Jamal has been a writer for Bleacher Report since 2010 focused strictly on the Rays. He has had his work featured on websites such as Forbes, USA Today, CBS Sports, Houston Chronicle and the LA Times. Jamal is a special correspodent for 620wdae.com covering the Tampa Bay Rays.
The blueprint of the Tampa Bay Rays success is based on excellent pitching and defense. If the 2014 season was compared to a house, today would be the day the cement starts to get poured to create the foundation.
The Rays come into spring training with a very strong foundation.
The starting rotation, led by David Price, will once again be among the best in baseball. Matt Moore and Alex Cobb are coming off of good seasons and Chris Archer should be ready for his first full season in the majors.
The injury to Jeremy Hellickson will open an opportunity for a prospect, most likely Jake Odorizzi, to get an opportunity to start the season at the major league level.
The core of the bullpen remains intact with Jake McGee, Joel Peralta and Cesar Ramos. The addition of Grant Balfour, Heath Bell and Juan Carlos Oviedo far outweigh losses of Fernando Rodney, Alex Torres and Jamey Wright this offseason.
This year’s bullpen has the opportunity to be one of the greatest in franchise history.

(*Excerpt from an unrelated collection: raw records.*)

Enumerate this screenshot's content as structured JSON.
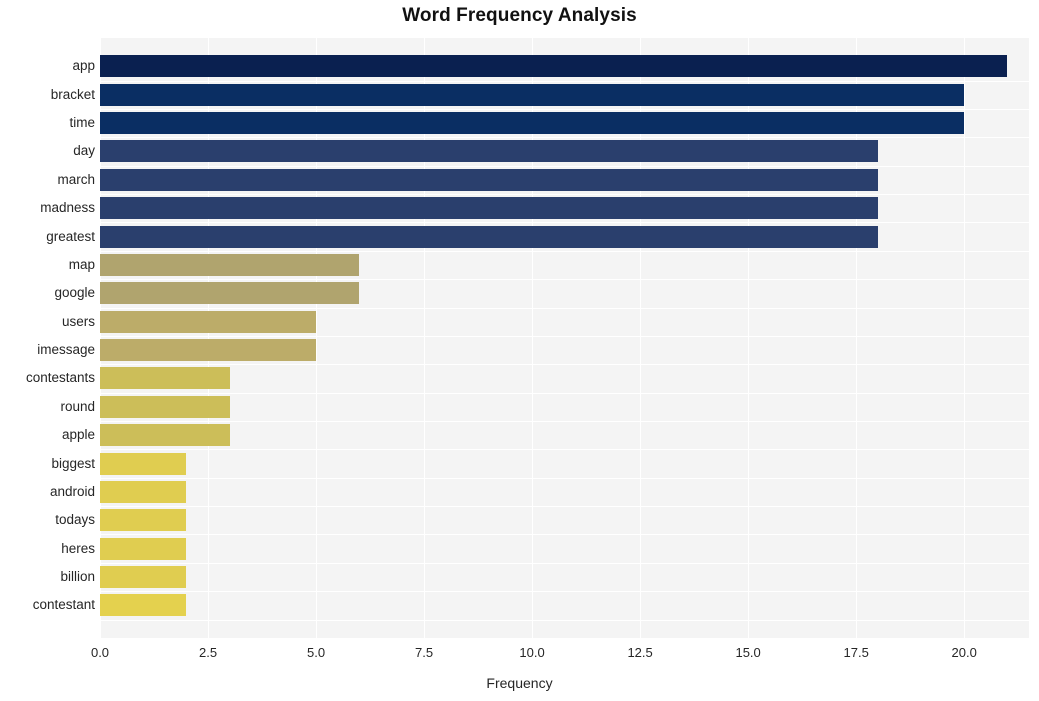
{
  "chart_data": {
    "type": "bar",
    "orientation": "horizontal",
    "title": "Word Frequency Analysis",
    "xlabel": "Frequency",
    "ylabel": "",
    "xlim": [
      0,
      21.5
    ],
    "xticks": [
      "0.0",
      "2.5",
      "5.0",
      "7.5",
      "10.0",
      "12.5",
      "15.0",
      "17.5",
      "20.0"
    ],
    "xtick_values": [
      0,
      2.5,
      5,
      7.5,
      10,
      12.5,
      15,
      17.5,
      20
    ],
    "grid": true,
    "legend": "none",
    "categories": [
      "app",
      "bracket",
      "time",
      "day",
      "march",
      "madness",
      "greatest",
      "map",
      "google",
      "users",
      "imessage",
      "contestants",
      "round",
      "apple",
      "biggest",
      "android",
      "todays",
      "heres",
      "billion",
      "contestant"
    ],
    "values": [
      21,
      20,
      20,
      18,
      18,
      18,
      18,
      6,
      6,
      5,
      5,
      3,
      3,
      3,
      2,
      2,
      2,
      2,
      2,
      2
    ],
    "bar_colors": [
      "#0a2050",
      "#0a2e63",
      "#0a2e63",
      "#2a3f6d",
      "#2a3f6d",
      "#2a3f6d",
      "#2a3f6d",
      "#b0a46e",
      "#b0a46e",
      "#bcac69",
      "#bcac69",
      "#ccbe59",
      "#ccbe59",
      "#ccbe59",
      "#e0cd50",
      "#e0cd50",
      "#e0cd50",
      "#e0cd50",
      "#e0cd50",
      "#e4d14e"
    ],
    "plot_background": "#f4f4f4",
    "gridline_color": "#ffffff",
    "text_color": "#262626"
  }
}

It is hard not to have high expectations for a bullpen that includes three pitchers that have saved over 35 games in a season during their career. If the starters can provide seven quality innings, the bullpen should be more than capable of closing the door.
The primary concern with the catchers is depth.
The Rays traded away Jose Lobaton to the Nationals in exchange for pitcher Nathan Karns. The trade makes sense since it provides another pitcher to the shelves for a future spot in the rotation. It also creates a large cause for concern for catcher depth.
In 2013, the Rays had five catchers on the 40-man roster and will start this year with two. Ryan Hanigan, acquired in the offseason from the Cincinnati Reds, had two stints on the DL last year for an oblique injury and a sprained left wrist (glove hand).
Jose Molina, will turn 39 years old this season. Last season he played in 99 games despite missing a few games with hamstring, quadriceps and knee injuries.
Injury concerns aside, the combination of Hanigan and Molina provides the Rays with a quality defensive catching duo. Hanigan led the National League in caught-stealing percentage in 2013 (45.5) and 2012 (48.5). The Rays allowed 119 stolen bases in 2013, the most in franchise history.
Today, the foundation is being poured for what could be an exciting year for the 2014 Tampa Bay Rays. A season with high hopes and high expectations as the Rays look to make anouther run towards October baseball.